Hi Deborah,
We must confess that we are uncertain what is going on in your images, which are quite detailed.  The Eastern Carpenter Bee is a male as evidenced by his light face.  We will send your images to Eric Eaton to see if he can identify the hitchhiking bee and to see if he has any idea what this behavior indicates.

Thanks, Daniel.  I am completely baffled by the behavior and the only plausible explanation I’ve been able to come up with is that perhaps the smaller bee was after pollen?  Hope Eric can shed some light on it.
By the way, I just got your book and am really enjoying it!
Debbi

Male Eastern Carpenter Bee carries passenger Bee

Male Eastern Carpenter Bee carries passenger Bee

Eric Eaton provides an identification and a hypothesis!!!
Daniel:
Looks like a male Andrena mining bee, perhaps trying to chase the male carpenter bee out of its territory?  That’s the only explanation I can think of.
Eric

Unknown Bee riding on male Eastern Carpenter Bee

Unknown Bee riding on male Eastern Carpenter Bee

 

What's That Bug? does not endorse extermination

Subject: Inch long far hairy yellow flying insect
Location: Walnut creek California
March 19, 2014 11:21 pm
I found this bug dying on my lawn today and am wondering if it is anything to be concerned about with respect to sting allergies? I have not seen it before and it’s size is concerning: an inch long, maybe more, very yellow and very hairy
Signature: Not needed

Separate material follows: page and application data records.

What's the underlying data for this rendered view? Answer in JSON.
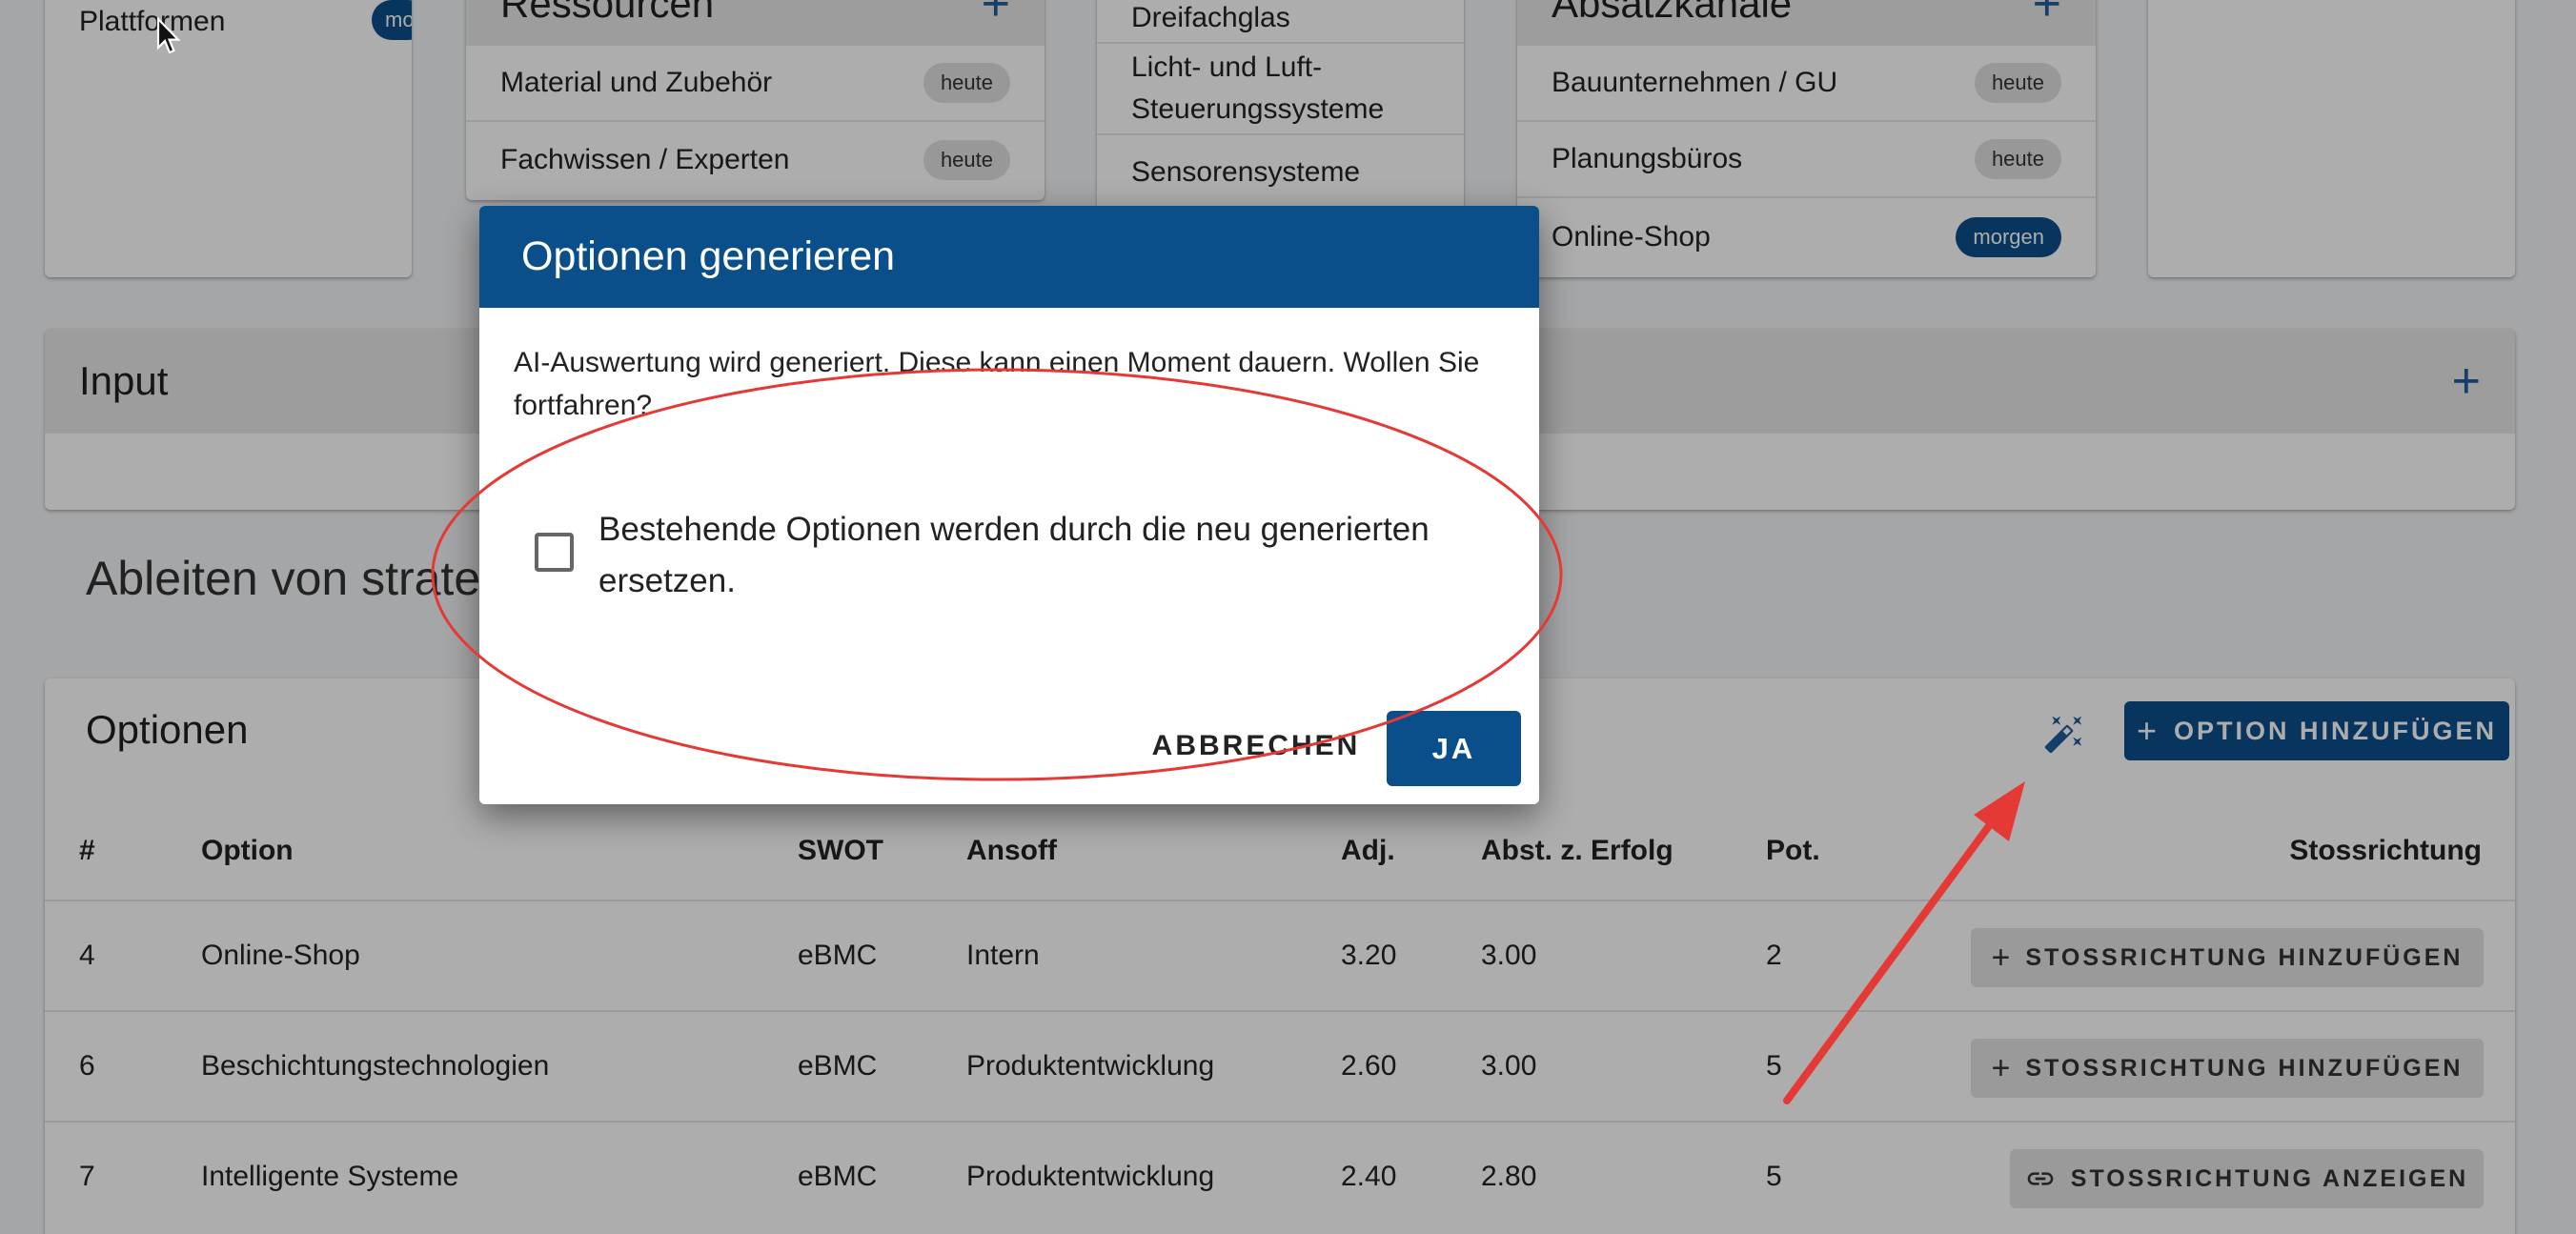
{
  "top_cards": {
    "plattformen": {
      "item_label": "Plattformen",
      "chip": "mo"
    },
    "ressourcen": {
      "title": "Ressourcen",
      "items": [
        {
          "label": "Material und Zubehör",
          "chip": "heute"
        },
        {
          "label": "Fachwissen / Experten",
          "chip": "heute"
        }
      ]
    },
    "middle": {
      "items": [
        {
          "label": "Dreifachglas"
        },
        {
          "label": "Licht- und Luft-\nSteuerungssysteme"
        },
        {
          "label": "Sensorensysteme"
        }
      ]
    },
    "absatzkanaele": {
      "title": "Absatzkanäle",
      "items": [
        {
          "label": "Bauunternehmen / GU",
          "chip": "heute"
        },
        {
          "label": "Planungsbüros",
          "chip": "heute"
        },
        {
          "label": "Online-Shop",
          "chip": "morgen"
        }
      ]
    }
  },
  "input_card": {
    "title": "Input"
  },
  "section": {
    "title": "Ableiten von strategischen Stossrichtungen"
  },
  "options_card": {
    "title": "Optionen",
    "add_button": "OPTION HINZUFÜGEN",
    "columns": [
      "#",
      "Option",
      "SWOT",
      "Ansoff",
      "Adj.",
      "Abst. z. Erfolg",
      "Pot.",
      "Stossrichtung"
    ],
    "rows": [
      {
        "num": "4",
        "option": "Online-Shop",
        "swot": "eBMC",
        "ansoff": "Intern",
        "adj": "3.20",
        "abst": "3.00",
        "pot": "2",
        "action": "STOSSRICHTUNG HINZUFÜGEN",
        "action_icon": "plus-icon"
      },
      {
        "num": "6",
        "option": "Beschichtungstechnologien",
        "swot": "eBMC",
        "ansoff": "Produktentwicklung",
        "adj": "2.60",
        "abst": "3.00",
        "pot": "5",
        "action": "STOSSRICHTUNG HINZUFÜGEN",
        "action_icon": "plus-icon"
      },
      {
        "num": "7",
        "option": "Intelligente Systeme",
        "swot": "eBMC",
        "ansoff": "Produktentwicklung",
        "adj": "2.40",
        "abst": "2.80",
        "pot": "5",
        "action": "STOSSRICHTUNG ANZEIGEN",
        "action_icon": "link-icon"
      }
    ]
  },
  "dialog": {
    "title": "Optionen generieren",
    "message": "AI-Auswertung wird generiert. Diese kann einen Moment dauern. Wollen Sie fortfahren?",
    "checkbox_label": "Bestehende Optionen werden durch die neu generierten ersetzen.",
    "checkbox_checked": false,
    "cancel": "ABBRECHEN",
    "confirm": "JA"
  },
  "colors": {
    "primary": "#0b4f8a",
    "annotation": "#e53935",
    "header_bg": "#e7e7e7"
  }
}
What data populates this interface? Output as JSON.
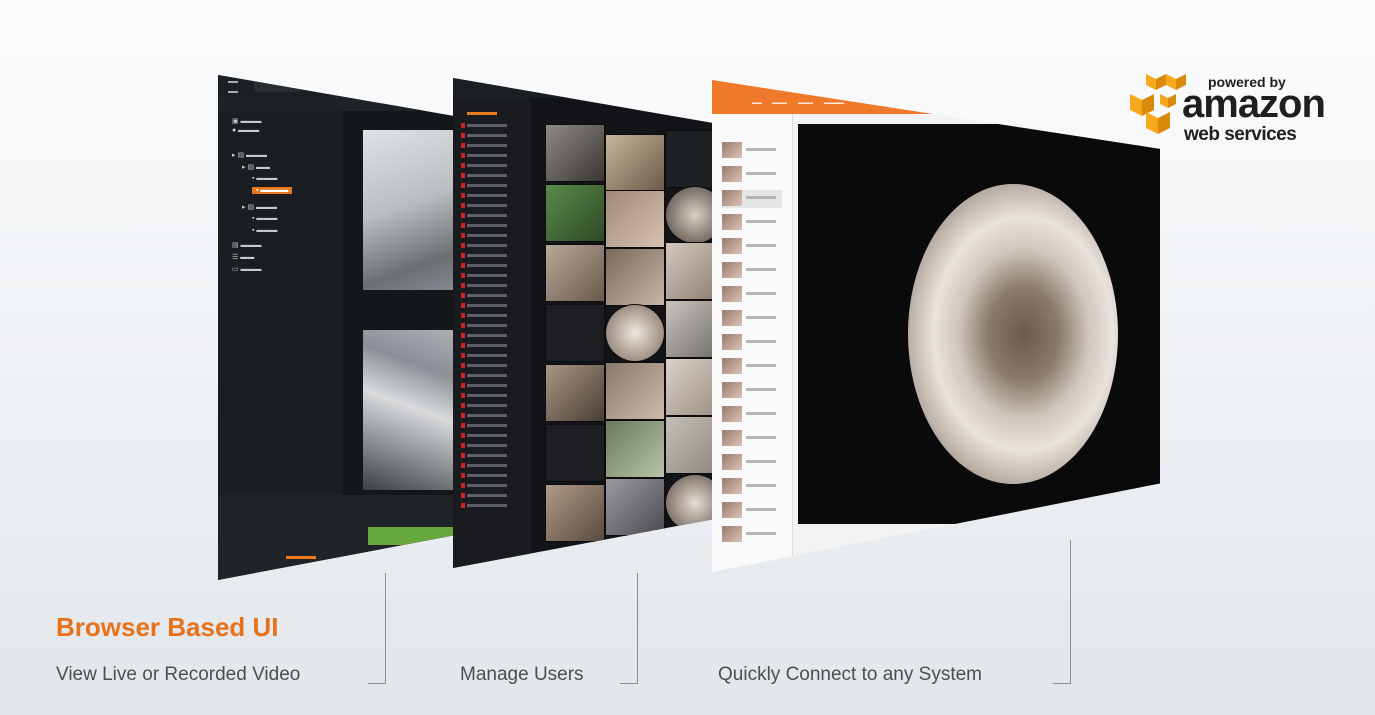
{
  "badge": {
    "powered_by": "powered by",
    "amazon": "amazon",
    "web_services": "web services"
  },
  "headline": "Browser Based UI",
  "captions": [
    "View Live or Recorded Video",
    "Manage Users",
    "Quickly Connect to any System"
  ],
  "colors": {
    "accent_orange": "#e8711b",
    "caption_gray": "#4a4f55",
    "app_header_orange": "#f0782a",
    "timeline_green": "#67a83d"
  }
}
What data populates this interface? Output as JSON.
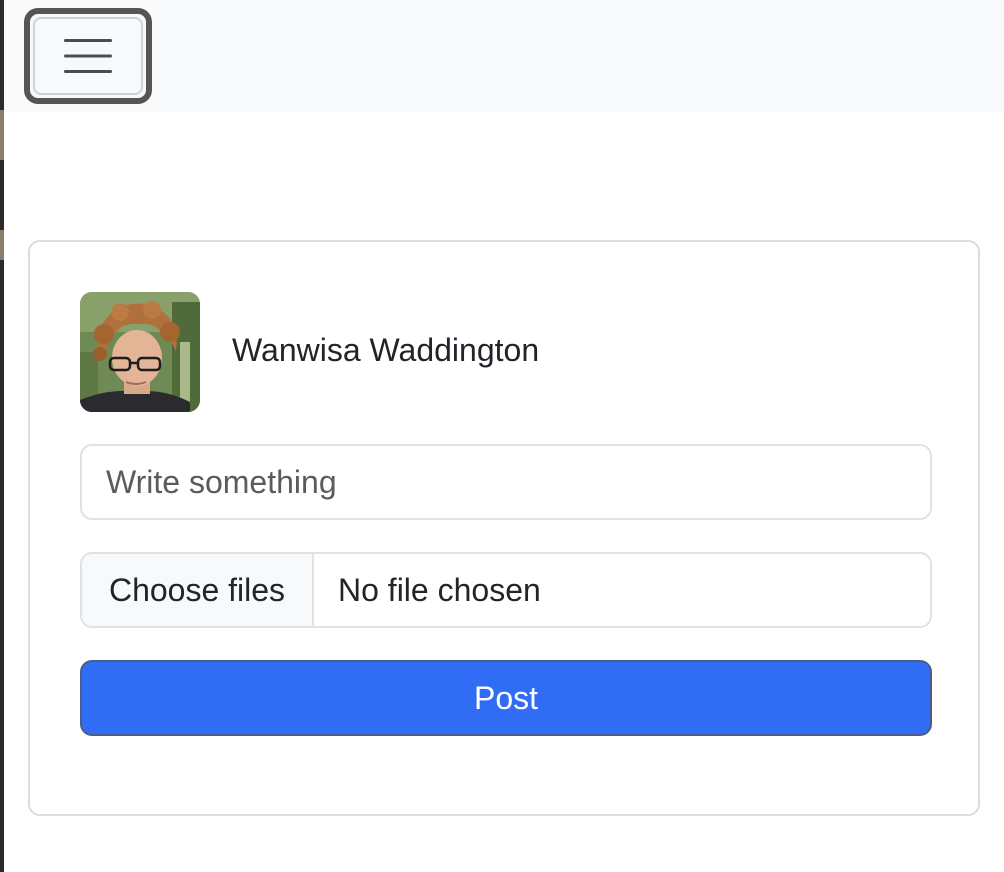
{
  "navbar": {
    "toggler_icon": "hamburger-menu-icon"
  },
  "post_form": {
    "author_name": "Wanwisa Waddington",
    "avatar_icon": "user-photo",
    "text_placeholder": "Write something",
    "text_value": "",
    "file_button_label": "Choose files",
    "file_status": "No file chosen",
    "submit_label": "Post"
  },
  "colors": {
    "primary": "#316cf4",
    "navbar_bg": "#f8f9fa",
    "border": "#dee2e6"
  }
}
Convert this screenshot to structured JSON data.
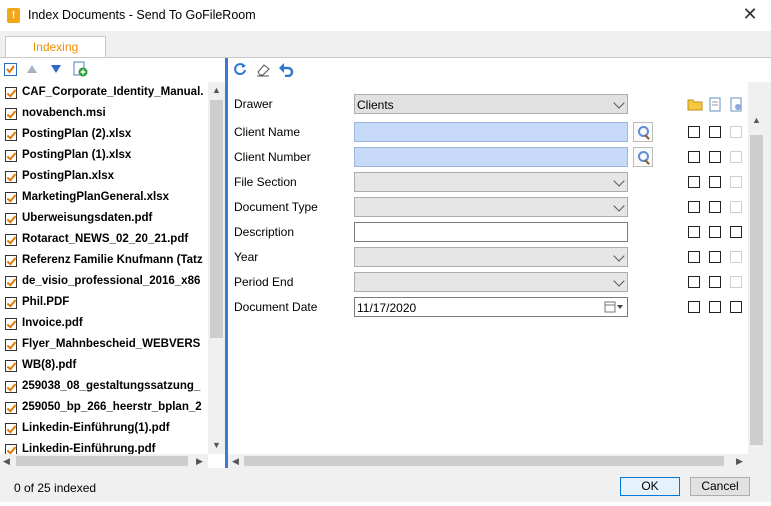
{
  "window": {
    "title": "Index Documents - Send To GoFileRoom",
    "close_glyph": "✕"
  },
  "tabs": [
    {
      "label": "Indexing",
      "active": true
    }
  ],
  "files": [
    "CAF_Corporate_Identity_Manual.",
    "novabench.msi",
    "PostingPlan (2).xlsx",
    "PostingPlan (1).xlsx",
    "PostingPlan.xlsx",
    "MarketingPlanGeneral.xlsx",
    "Überweisungsdaten.pdf",
    "Rotaract_NEWS_02_20_21.pdf",
    "Referenz Familie Knufmann (Tatz",
    "de_visio_professional_2016_x86",
    "Phil.PDF",
    "Invoice.pdf",
    "Flyer_Mahnbescheid_WEBVERS",
    "WB(8).pdf",
    "259038_08_gestaltungssatzung_",
    "259050_bp_266_heerstr_bplan_2",
    "Linkedin-Einführung(1).pdf",
    "Linkedin-Einführung.pdf"
  ],
  "fields": [
    {
      "label": "Drawer",
      "type": "combo",
      "value": "Clients",
      "enabled": true
    },
    {
      "label": "Client Name",
      "type": "lookup",
      "value": ""
    },
    {
      "label": "Client Number",
      "type": "lookup",
      "value": ""
    },
    {
      "label": "File Section",
      "type": "combo",
      "value": "",
      "enabled": false
    },
    {
      "label": "Document Type",
      "type": "combo",
      "value": "",
      "enabled": false
    },
    {
      "label": "Description",
      "type": "text",
      "value": ""
    },
    {
      "label": "Year",
      "type": "combo",
      "value": "",
      "enabled": false
    },
    {
      "label": "Period End",
      "type": "combo",
      "value": "",
      "enabled": false
    },
    {
      "label": "Document Date",
      "type": "date",
      "value": "11/17/2020"
    }
  ],
  "status": {
    "text": "0 of 25 indexed"
  },
  "buttons": {
    "ok": "OK",
    "cancel": "Cancel"
  },
  "icons": {
    "left_toolbar": [
      "select-all-checkbox-icon",
      "move-up-arrow-icon",
      "move-down-arrow-icon",
      "add-document-icon"
    ],
    "right_toolbar": [
      "refresh-icon",
      "eraser-icon",
      "undo-icon"
    ],
    "column_headers": [
      "folder-icon",
      "document-icon",
      "document-settings-icon",
      "calendar-icon"
    ]
  },
  "colors": {
    "tab_accent": "#f18d00",
    "check_accent": "#e07a00",
    "splitter": "#3c7ad6",
    "lookup_fill": "#c6daf8"
  }
}
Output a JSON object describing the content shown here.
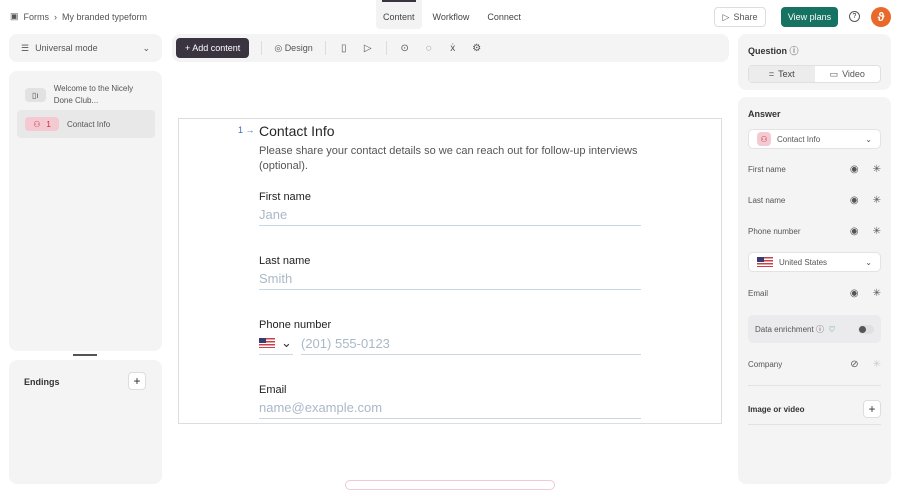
{
  "header": {
    "breadcrumb": [
      "Forms",
      "My branded typeform"
    ],
    "tabs": [
      "Content",
      "Workflow",
      "Connect"
    ],
    "share": "Share",
    "view_plans": "View plans",
    "help": "?"
  },
  "left": {
    "mode": "Universal mode",
    "items": [
      {
        "label": "Welcome to the Nicely Done Club...",
        "num": ""
      },
      {
        "label": "Contact Info",
        "num": "1"
      }
    ],
    "endings": "Endings"
  },
  "toolbar": {
    "add_content": "Add content",
    "design": "Design"
  },
  "question": {
    "number": "1",
    "title": "Contact Info",
    "description": "Please share your contact details so we can reach out for follow-up interviews (optional).",
    "fields": [
      {
        "label": "First name",
        "placeholder": "Jane"
      },
      {
        "label": "Last name",
        "placeholder": "Smith"
      },
      {
        "label": "Phone number",
        "placeholder": "(201) 555-0123"
      },
      {
        "label": "Email",
        "placeholder": "name@example.com"
      }
    ]
  },
  "right": {
    "question_label": "Question",
    "text": "Text",
    "video": "Video",
    "answer_label": "Answer",
    "answer_type": "Contact Info",
    "fields": [
      "First name",
      "Last name",
      "Phone number"
    ],
    "country": "United States",
    "email": "Email",
    "enrichment": "Data enrichment",
    "enrichment_on": false,
    "company": "Company",
    "image_video": "Image or video"
  }
}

Male Valley Carpenter Bee

Male Valley Carpenter Bee

This is a male Valley Carpenter Bee, and we just featured a posting of a sighting in after our own posting with a Mount Washington, Los Angeles sighting.  Male Bees, including Valley Carpenter Bees, are incapable of stinging because the stinger is a modified ovipositor, an organ for laying eggs, and only female bees can lay eggs.  Female Valley Carpenter Bees are black.

What's That Bug? does not endorse extermination

Subject: Strange bumble bee
Location: Chino, California
March 17, 2014 9:46 am
I found this burnt orange bumble bee type bug on my walk in Chino, California this morning.(3-17-14)We do have bumble bees around here but I’ve never seen anything like this one.
Signature: Melissa

Male Valley Carpenter Bee

Male Valley Carpenter Bee

Dear Melissa,
We just posted a photo taken at our offices in Mount Washington yesterday of similar male Valley Carpenter Bees nectaring on wisteria.  We believe male bees emerge first and defend territory against other males, though that is just speculation.  The seem much more wary and flighty than the larger black females that are so sexually dimorphic that they appear to be a different species.  Female Valley Carpenter Bees are the largest Bees in California, and their eggs, according to BugGuide, are the largest of all insect eggs.

Male Valley Carpenter Bee

Male Valley Carpenter Bee

 

What's That Bug? does not endorse extermination